Why boil so much more water than pasta actually absorbs, only to pour it down the drain? Couldn’t we cook pasta just as well with much less water and energy?
After some experiments, I’ve found that we can indeed make pasta in just a few cups of water and save a good deal of energy. Not that much in your kitchen or mine — just the amount needed to keep a burner on high for a few more minutes. But Americans cook something like a billion pounds of pasta a year, so those minutes could add up.
So what kind of savings are we talking about?
My rough figuring indicates an energy savings at the stove top of several trillion B.T.U.s. At the power plant, that would mean saving 250,000 to 500,000 barrels of oil, or $10 million to $20 million at current prices.
I was skeptical about McGee's contention that a significantly less water doesn't affect the quality of the cooked pasta.
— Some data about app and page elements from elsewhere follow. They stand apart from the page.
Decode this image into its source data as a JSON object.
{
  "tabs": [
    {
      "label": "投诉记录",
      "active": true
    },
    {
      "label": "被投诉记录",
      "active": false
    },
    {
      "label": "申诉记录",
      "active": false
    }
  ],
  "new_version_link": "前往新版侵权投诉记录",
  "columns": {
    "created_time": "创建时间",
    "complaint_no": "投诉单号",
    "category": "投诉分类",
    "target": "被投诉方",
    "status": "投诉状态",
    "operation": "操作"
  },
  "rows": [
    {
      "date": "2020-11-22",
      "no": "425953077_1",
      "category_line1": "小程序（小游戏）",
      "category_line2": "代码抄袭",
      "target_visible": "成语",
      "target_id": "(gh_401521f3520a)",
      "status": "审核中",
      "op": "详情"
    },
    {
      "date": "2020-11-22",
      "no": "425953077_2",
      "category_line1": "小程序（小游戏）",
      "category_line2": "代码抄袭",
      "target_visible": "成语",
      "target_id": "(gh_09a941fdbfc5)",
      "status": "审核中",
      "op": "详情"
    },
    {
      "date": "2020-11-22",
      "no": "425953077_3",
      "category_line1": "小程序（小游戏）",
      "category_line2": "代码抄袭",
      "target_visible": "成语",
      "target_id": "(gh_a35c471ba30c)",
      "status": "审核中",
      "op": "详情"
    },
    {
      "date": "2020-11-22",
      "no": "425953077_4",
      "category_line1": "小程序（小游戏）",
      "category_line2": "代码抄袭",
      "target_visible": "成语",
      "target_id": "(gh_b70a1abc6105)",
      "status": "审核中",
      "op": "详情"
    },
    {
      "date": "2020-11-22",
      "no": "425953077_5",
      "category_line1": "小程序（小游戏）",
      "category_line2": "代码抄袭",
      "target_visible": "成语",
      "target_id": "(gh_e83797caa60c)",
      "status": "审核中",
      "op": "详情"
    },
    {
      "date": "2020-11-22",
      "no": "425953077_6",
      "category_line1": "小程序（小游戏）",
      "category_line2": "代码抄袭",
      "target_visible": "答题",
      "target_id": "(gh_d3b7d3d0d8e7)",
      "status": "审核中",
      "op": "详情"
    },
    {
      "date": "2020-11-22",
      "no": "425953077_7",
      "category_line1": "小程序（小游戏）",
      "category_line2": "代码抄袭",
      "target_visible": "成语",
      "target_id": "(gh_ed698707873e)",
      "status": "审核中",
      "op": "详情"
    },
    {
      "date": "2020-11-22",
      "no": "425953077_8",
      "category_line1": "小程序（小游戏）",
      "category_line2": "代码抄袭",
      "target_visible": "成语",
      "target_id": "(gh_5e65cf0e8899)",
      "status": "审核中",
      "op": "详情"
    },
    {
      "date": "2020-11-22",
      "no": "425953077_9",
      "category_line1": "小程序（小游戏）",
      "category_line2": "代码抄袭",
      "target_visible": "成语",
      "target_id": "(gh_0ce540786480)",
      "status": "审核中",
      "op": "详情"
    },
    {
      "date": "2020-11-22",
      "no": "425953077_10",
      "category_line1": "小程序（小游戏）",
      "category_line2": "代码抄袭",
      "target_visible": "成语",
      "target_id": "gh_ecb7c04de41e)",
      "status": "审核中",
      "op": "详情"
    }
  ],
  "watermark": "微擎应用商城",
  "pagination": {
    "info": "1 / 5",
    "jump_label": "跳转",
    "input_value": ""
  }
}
The main reason is that I've always heard that you want plenty of water so that the pasta noodles or threads won't stick to one another (although adding a little oil helps to prevent this too).
Yet McGee says he "had to push the noodles around occasionally to keep them from sticking," but, other than that, he didn't seem to encounter any trouble with the final product.